Standards in the Museum Care of Geological Collections 1993, Museums and
Galleries Commission, London, 1993.

Standards in the Museum Care of Larger and Working Objects: Social and
Industrial History Collections 1994, Museums and Galleries Commission,
London, 1994.

Standards in the Museum Care of Musical Instruments 1995, Museums and
Galleries Commission, London, 1995.

Standards in the Museum Care of Photographic Collections 1996, Museums and
Galleries Commission, London, 1996.

STANIFORTH, Sarah, Preventive Conservation In National Trust Houses, in
International Symposium on the Conservation and Restoration of Cultural
Property: Cultural Property and its Environment, 11-13 October 1990,
Tokyo National Research Institute of Cultural Properties, Tokyo, 1995, pp.
145-165.
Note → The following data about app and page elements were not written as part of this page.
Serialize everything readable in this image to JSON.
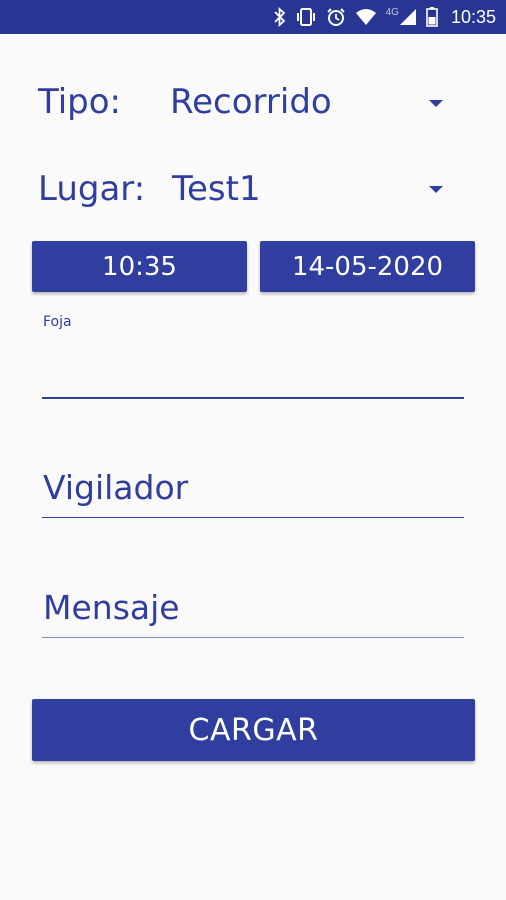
{
  "status_bar": {
    "time": "10:35",
    "network": "4G",
    "icons": [
      "bluetooth-icon",
      "vibrate-icon",
      "alarm-icon",
      "wifi-icon",
      "signal-icon",
      "battery-icon"
    ]
  },
  "form": {
    "tipo": {
      "label": "Tipo:",
      "value": "Recorrido"
    },
    "lugar": {
      "label": "Lugar:",
      "value": "Test1"
    },
    "time_button": "10:35",
    "date_button": "14-05-2020",
    "foja": {
      "label": "Foja",
      "value": ""
    },
    "vigilador": {
      "placeholder": "Vigilador",
      "value": ""
    },
    "mensaje": {
      "placeholder": "Mensaje",
      "value": ""
    },
    "submit_label": "CARGAR"
  },
  "colors": {
    "primary": "#303f9f",
    "status_bar": "#283593",
    "background": "#fafafa"
  }
}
STOLOW, Nathan, Standards for the Care of Works of Art in Transit, in IIC
Conference on Museum Climatology, London, 19 September 1967, IIC,
London, 1967.

--------, Procedures and Conservation Standards for Museum Collections in
Transit and on Exhibition, UNESCO, Paris, 1981.

Suggested Guidelines in Museum Security, American Society for Industrial
Security Standing Committee on Museum, Library and Archive Security
(ASIS), Arlington, n.d.

SWINTON, William Elgin, Museum Standards, in Curator, Vol. I, No. 1, January
1958, pp. 61-65.

THORNES, Robin, Protecting Cultural Objects Through International
Documentation Standards: a Preliminary Survey, Getty Art History
Information Program, Santa Monica, 1995.

TOLEDO, Mara Ismenia et al, Normativas tcnicas para museos, Direccin
General Sectorial de Museos del Consejo Nacional de la Cultura, Caracas,
1991.

TORRES-MURA, J.C., Estndares para la mantencin [sic] de colecciones de
vertebrados en Chile, in Museos, No. 8, 1990, p. 11.

VAN GIGCH, John P., Jan ROSVALL, and Bosse LAGERQVIST, Setting a Strategic
Framework for Conservation Standards, in Stephen J. KELLEY (ed.),
Standards for Preservation and Rehabilitation, ASTM, West Conshohocken,
1996, pp. 64-71.

VIAS, Vicente, Criterios de conservacin de los bienes culturales, in Centro
nacional de restauracin de libros y documentos, Madrid, 1977, pp. 10-19.

WADDINGTON, Janet B., Conservation Guidelines for Invertebrate Paleontology
Collections in Russel D. WHITE and Warren D. ALLMON (eds.), Guidelines
for the management and curation of invertebrate fossils collections
including a data and standards for computerization: a National Science
Foundation workshop at the North American Paleontological Conference,
47
Washington, DC, June 7-14, 1996, North American Paleontological Society,
New Haven, 2000, pp. 93-103.

WEEKS, Kay D., and H. Ward JANDL, The Secretary of the Interiors Standards
for the Treatment of Historic Properties: a Philosophical and Ethical
Framework for Making Treatment Decisions, in Stephen J. KELLEY (ed.),
Standards for Preservation and Rehabilitation, ASTM, West Conshohocken,
1996, pp. 7-22.

WHITE, Russel D., Guidelines for the Documentation and Care of Invertebrate
Fossil Collections in Russel D. WHITE and Warren D. ALLMON (eds.),
Guidelines for the management and curation of invertebrate fossils
collections including a data and standards for computerization: a National
Science Foundation workshop at the North American Paleontological
Conference, Washington, DC, June 7-14, 1996, North American
Paleontological Society, New Haven, 2000, pp. 51-63.

WITTEBORG, Lothar P., Design Standards in Museum Exhibits, in Curator, Vol.
I, no. 1, January 1958, pp. 29-41.